Study Comparisons Event rates RBR (95% CI) NNH
A Esomeprazole 40 mg vs omeprazole 57% vs 58% 2% (−10 to 13) Not significant
RBI (CI) NNT
Esomeprazole 20 mg vs omeprazole 61% vs 58% 4% (−7 to 17) Not significant
B Esomeprazole 40 mg vs omeprazole 70% vs 68% 4% (−6 to 14) Not significant
C Esomeprazole 20 mg vs omeprazole 62% vs 60% 4% (−8 to 17) Not significant

‡RBR = relative benefit reduction. Other abbreviations defined in Glossary; RBR, RBI, NNH, NNT, and CI calculated from data in article.


Commentary

Patients present to family physicians with a constellation of upper gastrointestinal symptoms rather than a single complaint (1). If heartburn is predominant, these patients are considered to have gastroesophageal reflux disease (GERD). After endoscopy, these patients can be divided into those with erosive disease and those without (ENRD). However, because patients in practice are rarely investigated before receiving empiric drug treatment, the results of the study by Armstrong and colleagues are not generalizable to primary care.

The overall low rate of heartburn resolution (about 60% of patients in this study) reminds one of how arbitrary the designation of ENRD really is compared with that of erosive disease, which has better symptom resolution with proton-pump inhibitors (PPIs). Although the hypothesis of this study was that greater acid suppression with esomeprazole would result in greater heartburn relief than that achieved with omeprazole, the low rate of symptom resolution reflects the heterogeneity of the ENRD population. The benefit of esomeprazole over omeprazole is most apparent when healing the most severe grades of esophagitis. Patients in these studies may have a milder form of GERD or they may have had functional dyspepsia, in which rates of symptom relief with PPIs are known to be lower. It is noteworthy that extending the treatment duration from 2 to 4 weeks in these studies improved heartburn resolution.

The authors did not provide a sample size calculation, so no estimate is provided of the power of these studies to show either equivalence or differences among groups. However, because a total of 2645 patients were included, a clinically relevant difference would be unlikely.

Thus, while symptoms are clearly not very diagnostic, it is reasonable to accept PPIs as the most effective agents for front-line therapy and to propose that patients should receive them for a minimum of 4 weeks as a therapeutic trial. More work is needed to determine what causes heartburn in the remaining 40% of patients who do not improve with PPIs.

Naoki Chiba, MD, MSc, FRCPC
McMaster UniversitySurrey GI Clinic/Research
Hamilton, Ontario, CanadaGuelph, Ontario, Canada
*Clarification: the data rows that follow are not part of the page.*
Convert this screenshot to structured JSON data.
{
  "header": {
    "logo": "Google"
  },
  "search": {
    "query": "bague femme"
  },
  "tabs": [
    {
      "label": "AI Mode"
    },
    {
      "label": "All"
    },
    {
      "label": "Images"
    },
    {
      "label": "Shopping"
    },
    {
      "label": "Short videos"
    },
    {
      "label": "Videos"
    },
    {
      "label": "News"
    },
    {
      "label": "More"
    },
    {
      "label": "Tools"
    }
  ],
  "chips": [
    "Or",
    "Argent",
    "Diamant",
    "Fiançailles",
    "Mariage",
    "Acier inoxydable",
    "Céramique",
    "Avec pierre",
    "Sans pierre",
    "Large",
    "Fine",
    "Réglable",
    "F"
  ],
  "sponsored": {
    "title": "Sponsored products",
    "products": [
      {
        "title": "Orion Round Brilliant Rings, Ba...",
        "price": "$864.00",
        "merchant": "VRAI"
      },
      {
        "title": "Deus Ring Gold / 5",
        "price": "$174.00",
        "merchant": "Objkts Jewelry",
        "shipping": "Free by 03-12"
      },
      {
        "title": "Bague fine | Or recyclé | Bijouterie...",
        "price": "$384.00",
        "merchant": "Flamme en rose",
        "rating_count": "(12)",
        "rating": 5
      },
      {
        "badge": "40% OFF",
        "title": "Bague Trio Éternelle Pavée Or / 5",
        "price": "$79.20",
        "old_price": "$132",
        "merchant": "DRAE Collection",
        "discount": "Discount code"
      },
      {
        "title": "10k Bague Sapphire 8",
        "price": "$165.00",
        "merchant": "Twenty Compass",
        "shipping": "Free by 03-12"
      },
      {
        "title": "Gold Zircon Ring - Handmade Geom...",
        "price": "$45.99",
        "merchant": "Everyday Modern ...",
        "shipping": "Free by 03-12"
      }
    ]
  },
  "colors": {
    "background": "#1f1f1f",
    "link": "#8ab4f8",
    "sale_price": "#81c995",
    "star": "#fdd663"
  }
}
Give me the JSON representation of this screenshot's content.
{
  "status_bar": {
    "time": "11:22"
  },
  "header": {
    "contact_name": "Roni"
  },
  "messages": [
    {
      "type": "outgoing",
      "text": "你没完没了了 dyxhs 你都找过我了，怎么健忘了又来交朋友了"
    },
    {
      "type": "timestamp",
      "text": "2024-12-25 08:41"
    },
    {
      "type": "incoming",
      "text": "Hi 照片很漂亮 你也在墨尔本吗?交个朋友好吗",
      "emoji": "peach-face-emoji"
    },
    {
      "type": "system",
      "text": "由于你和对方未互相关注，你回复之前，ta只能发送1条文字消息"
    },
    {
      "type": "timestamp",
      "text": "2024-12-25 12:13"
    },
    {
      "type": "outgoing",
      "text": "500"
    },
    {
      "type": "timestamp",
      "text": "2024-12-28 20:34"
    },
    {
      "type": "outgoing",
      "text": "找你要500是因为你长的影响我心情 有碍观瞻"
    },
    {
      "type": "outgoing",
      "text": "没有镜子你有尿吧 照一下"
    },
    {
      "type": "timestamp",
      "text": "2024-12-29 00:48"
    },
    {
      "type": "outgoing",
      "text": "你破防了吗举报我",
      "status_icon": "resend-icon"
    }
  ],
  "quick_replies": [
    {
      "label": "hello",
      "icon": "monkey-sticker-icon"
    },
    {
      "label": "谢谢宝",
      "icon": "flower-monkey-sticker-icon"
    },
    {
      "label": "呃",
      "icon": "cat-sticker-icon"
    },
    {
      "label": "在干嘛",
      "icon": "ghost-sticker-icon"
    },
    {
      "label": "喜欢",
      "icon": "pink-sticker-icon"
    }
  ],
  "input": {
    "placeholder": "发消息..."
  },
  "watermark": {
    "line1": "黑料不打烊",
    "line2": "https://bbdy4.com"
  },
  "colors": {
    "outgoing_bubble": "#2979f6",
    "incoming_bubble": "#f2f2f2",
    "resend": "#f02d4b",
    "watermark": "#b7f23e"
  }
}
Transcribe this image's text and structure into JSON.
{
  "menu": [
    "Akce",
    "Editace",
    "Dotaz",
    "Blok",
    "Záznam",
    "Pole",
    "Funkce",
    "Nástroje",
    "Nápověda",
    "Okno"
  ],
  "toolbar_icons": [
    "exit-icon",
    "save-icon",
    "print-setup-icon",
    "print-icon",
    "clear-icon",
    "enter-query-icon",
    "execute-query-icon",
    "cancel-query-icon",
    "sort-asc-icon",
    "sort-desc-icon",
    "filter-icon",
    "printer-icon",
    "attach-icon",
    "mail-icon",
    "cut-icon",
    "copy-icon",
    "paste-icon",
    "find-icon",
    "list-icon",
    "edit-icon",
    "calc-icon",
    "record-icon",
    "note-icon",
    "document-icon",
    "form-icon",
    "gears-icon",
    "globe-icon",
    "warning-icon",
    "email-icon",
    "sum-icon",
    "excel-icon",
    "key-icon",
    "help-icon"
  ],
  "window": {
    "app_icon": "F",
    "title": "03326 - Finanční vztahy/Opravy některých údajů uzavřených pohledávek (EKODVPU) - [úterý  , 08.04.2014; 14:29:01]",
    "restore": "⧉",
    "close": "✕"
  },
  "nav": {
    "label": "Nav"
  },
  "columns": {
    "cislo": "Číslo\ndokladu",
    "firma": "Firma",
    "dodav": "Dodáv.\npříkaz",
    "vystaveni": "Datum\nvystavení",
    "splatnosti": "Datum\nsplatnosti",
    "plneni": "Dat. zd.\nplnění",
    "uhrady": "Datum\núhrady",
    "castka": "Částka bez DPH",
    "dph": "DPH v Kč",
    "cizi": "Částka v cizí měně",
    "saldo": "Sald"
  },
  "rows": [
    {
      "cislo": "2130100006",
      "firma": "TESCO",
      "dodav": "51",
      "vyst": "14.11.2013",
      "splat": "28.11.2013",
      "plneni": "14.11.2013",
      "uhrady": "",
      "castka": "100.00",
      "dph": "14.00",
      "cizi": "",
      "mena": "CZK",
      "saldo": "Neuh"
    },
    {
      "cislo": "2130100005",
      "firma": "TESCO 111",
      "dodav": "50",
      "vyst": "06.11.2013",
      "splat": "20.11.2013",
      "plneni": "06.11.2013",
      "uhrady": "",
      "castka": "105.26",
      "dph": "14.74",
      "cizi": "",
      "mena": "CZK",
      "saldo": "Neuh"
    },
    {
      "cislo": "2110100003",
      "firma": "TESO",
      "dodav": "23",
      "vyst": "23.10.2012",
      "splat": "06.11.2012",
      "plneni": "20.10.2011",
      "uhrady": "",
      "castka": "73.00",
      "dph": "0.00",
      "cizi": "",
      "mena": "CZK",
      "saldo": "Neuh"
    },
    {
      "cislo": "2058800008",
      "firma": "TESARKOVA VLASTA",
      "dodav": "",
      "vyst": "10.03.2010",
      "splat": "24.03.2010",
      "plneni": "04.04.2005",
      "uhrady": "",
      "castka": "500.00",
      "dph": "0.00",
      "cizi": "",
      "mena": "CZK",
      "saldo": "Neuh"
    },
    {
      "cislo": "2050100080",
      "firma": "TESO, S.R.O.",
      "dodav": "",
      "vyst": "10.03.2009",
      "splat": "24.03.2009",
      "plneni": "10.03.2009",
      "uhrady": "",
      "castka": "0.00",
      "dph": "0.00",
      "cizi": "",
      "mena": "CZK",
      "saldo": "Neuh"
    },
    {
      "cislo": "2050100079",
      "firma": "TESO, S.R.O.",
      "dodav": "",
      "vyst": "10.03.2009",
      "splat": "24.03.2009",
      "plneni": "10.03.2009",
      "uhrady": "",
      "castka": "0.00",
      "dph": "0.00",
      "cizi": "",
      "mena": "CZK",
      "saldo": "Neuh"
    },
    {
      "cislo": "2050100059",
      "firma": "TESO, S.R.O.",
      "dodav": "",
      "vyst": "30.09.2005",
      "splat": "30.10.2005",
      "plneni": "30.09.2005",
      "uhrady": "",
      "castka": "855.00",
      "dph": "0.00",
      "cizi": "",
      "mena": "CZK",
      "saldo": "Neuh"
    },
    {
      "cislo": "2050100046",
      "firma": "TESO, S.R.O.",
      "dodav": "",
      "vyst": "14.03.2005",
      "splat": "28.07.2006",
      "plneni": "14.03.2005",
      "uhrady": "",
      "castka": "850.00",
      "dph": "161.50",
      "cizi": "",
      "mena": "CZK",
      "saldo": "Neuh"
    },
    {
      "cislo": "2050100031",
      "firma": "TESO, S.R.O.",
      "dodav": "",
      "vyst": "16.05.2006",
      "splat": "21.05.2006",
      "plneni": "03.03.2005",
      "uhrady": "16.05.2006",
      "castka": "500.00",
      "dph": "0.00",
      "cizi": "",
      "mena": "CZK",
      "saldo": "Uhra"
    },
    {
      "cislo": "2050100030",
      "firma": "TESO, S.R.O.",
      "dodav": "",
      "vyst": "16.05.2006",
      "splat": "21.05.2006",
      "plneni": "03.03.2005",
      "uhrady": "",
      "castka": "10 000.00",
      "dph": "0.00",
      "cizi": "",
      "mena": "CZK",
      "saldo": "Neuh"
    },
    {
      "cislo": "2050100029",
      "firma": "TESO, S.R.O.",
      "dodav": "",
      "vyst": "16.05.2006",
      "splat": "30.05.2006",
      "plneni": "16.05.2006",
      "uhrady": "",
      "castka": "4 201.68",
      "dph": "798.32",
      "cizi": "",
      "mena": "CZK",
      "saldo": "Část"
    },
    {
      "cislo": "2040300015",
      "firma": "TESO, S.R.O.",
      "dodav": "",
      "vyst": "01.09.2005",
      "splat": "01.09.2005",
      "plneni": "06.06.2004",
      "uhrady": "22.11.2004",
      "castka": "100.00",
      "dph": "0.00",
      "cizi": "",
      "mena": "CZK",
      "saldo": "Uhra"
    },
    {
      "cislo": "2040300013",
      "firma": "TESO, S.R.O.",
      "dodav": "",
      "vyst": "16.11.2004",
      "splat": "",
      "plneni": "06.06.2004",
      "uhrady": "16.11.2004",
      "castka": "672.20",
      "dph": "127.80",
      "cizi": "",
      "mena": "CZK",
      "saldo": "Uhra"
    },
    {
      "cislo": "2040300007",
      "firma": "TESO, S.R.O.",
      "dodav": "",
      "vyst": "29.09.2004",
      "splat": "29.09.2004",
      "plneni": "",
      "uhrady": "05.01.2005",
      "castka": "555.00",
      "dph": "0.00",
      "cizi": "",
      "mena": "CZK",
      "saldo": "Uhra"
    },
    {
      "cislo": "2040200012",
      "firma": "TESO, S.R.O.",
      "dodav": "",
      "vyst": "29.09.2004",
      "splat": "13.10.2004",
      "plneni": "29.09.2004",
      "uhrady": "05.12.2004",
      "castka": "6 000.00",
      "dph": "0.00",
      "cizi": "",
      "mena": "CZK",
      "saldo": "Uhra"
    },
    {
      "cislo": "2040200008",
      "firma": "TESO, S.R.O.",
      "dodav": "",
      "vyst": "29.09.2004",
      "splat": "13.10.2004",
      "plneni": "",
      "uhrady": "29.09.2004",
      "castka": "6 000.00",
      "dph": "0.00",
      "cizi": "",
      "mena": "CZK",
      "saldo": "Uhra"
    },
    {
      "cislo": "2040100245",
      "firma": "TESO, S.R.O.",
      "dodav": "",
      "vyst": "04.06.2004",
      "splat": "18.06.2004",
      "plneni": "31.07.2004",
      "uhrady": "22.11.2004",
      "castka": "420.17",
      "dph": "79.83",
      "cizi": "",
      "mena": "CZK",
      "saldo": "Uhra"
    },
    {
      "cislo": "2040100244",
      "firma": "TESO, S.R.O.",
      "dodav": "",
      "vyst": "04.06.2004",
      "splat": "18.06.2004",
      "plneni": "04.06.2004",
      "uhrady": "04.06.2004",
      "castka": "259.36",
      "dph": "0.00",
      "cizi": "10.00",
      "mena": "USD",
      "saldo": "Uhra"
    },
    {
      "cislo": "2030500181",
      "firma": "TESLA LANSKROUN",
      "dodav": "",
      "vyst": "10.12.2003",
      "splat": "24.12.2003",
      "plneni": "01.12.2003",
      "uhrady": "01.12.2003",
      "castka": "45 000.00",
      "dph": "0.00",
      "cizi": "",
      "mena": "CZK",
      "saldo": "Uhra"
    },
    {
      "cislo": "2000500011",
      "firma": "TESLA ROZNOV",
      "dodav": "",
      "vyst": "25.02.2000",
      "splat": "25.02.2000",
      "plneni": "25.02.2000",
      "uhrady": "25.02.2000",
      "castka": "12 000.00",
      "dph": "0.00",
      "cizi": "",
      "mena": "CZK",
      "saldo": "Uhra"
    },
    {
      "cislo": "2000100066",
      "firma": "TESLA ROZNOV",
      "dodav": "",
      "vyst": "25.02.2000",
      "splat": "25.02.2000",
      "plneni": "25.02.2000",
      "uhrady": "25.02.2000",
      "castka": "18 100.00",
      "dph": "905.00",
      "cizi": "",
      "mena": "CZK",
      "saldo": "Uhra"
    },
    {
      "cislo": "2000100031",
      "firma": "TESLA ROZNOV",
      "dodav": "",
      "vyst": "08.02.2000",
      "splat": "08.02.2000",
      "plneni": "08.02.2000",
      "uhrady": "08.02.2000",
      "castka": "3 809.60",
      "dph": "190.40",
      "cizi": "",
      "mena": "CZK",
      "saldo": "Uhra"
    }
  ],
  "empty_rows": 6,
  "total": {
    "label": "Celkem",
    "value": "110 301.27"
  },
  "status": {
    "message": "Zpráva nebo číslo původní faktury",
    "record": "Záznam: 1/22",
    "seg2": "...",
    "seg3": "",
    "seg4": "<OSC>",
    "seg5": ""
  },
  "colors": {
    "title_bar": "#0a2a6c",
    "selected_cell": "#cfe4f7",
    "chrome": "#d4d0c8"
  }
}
Reference

1. Thomson AB, Barkun AN, Armstrong D, et al. The prevalence of clinically significant endoscopic findings in primary care patients with uninvestigated dyspepsia: the Canadian Adult Dyspepsia Empiric Treatment Prompt Endoscopy (CADET-PE) study. Aliment Pharmacol Ther. 2003;17:1481-91. [PubMed ID: 12823150]